There are currently 1,696 jobs in the NFL and approximately 1,180 are held by Black players. They are also high-income earners. Currently, there are four Black CEOS of Fortune 500 companies. If they walked past us right now, we likely wouldn’t even know who they were, not to mention young athletes. Secondly, how would they know the path of how to navigate that career trajectory and advance to that level in a large corporation.
Many of us grew up in a generation where you wouldn’t dare ask your parents what income they make. You knew economic status based on the neighborhood you lived in and the clothes you were wearing. We’re going to open the book for athletes to know the opportunities and income levels that are available to all.
IR: How do we help Black youth realize there are other opportunities for wealth building?
OD: The YSN Village is providing a team of subject matter experts in a community format, to help introduce and teach these opportunities to young athletes in a manner that they can understand it, and through a method they receive information. The YSN Village will empower athletes and their parents with a transformative educational experience in critical areas that will prepare athletes to win in life.
During my professional career, I’ve worked as a stockbroker, an owner of an IT staffing company, a professional real estate investor and also served my passion for mentoring and coaching as a high school varsity basketball coach. I’ve developed a strong breadth of knowledge and relationships in each of these areas, and for a long time wondered how I can enact the change that I want to see in the world and our community, using my gifts and experience. The YSN Village brings life to this vision for our kids and parents.
IR: How can parents and their athletes access YSN Village?
OD: They can reach us at www.coachodriven.com.
IR: What are YSN Village’s specific areas of focus and how do you address these areas?
OD: The YSN Village has engaged subject matter experts from around the country who will focus content on these topics for athletes and parents:
Communication & Building Relationships & Mentors

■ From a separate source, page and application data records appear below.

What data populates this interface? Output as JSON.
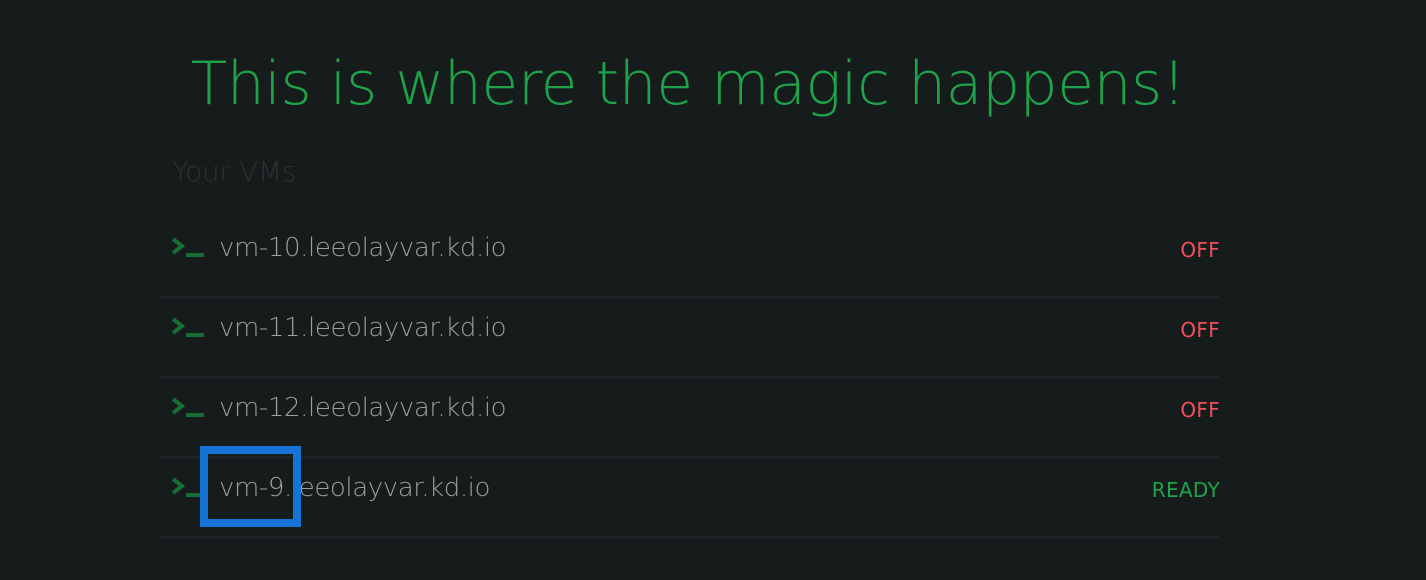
{
  "headline": "This is where the magic happens!",
  "section_label": "Your VMs",
  "vms": [
    {
      "name": "vm-10.leeolayvar.kd.io",
      "status": "OFF",
      "status_color": "#f0505a",
      "icon": "terminal-icon"
    },
    {
      "name": "vm-11.leeolayvar.kd.io",
      "status": "OFF",
      "status_color": "#f0505a",
      "icon": "terminal-icon"
    },
    {
      "name": "vm-12.leeolayvar.kd.io",
      "status": "OFF",
      "status_color": "#f0505a",
      "icon": "terminal-icon"
    },
    {
      "name": "vm-9.leeolayvar.kd.io",
      "status": "READY",
      "status_color": "#1fa34a",
      "icon": "terminal-icon"
    }
  ],
  "colors": {
    "background": "#161b1c",
    "accent_green": "#1fa34a",
    "off_red": "#f0505a",
    "highlight_blue": "#1573d6"
  }
}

The teaching will come from an application perspective, meaning the teaching will come from those doing the actual work that the content will be centered around. Additionally, we have interviewed dozens of individuals who have ascended to the top of their professions and the YSN Village will be able to share those conversations with young athletes and actually provide access and communication between the athlete/parent and these professionals. This is a community focused on building and strengthening one another. They always say, “It takes a Village to raise a child,” and we want to be a significant part of your Village.
These athletes/parents will here from and interact with:
Global Marketing Directors
Vice Presidents and so much more
The YSN Village will provide athletes and parents:
The outcomes we expect to see:
When you join the YSN Village, you and your student athlete will become a part of a community that’s focused to building and preparing the entire student athlete for life during and after sports. This community is full of individuals that possess a growth mindset who genuinely want to see our community do better and thrive collectively.
Most importantly, when whichever ball is removed from our kids’ lives: basketball, football, soccer ball, etc., the YSN Village will have equipped these student-athletes with examples of success and relevant subject matter like financial literacy, tech literacy, self-awareness, leadership and confidence to help them create terrific career options that have a growing income and relevance.
Furthermore, they will have the financial education to use that income to build wealth and generational wealth for themselves and their families.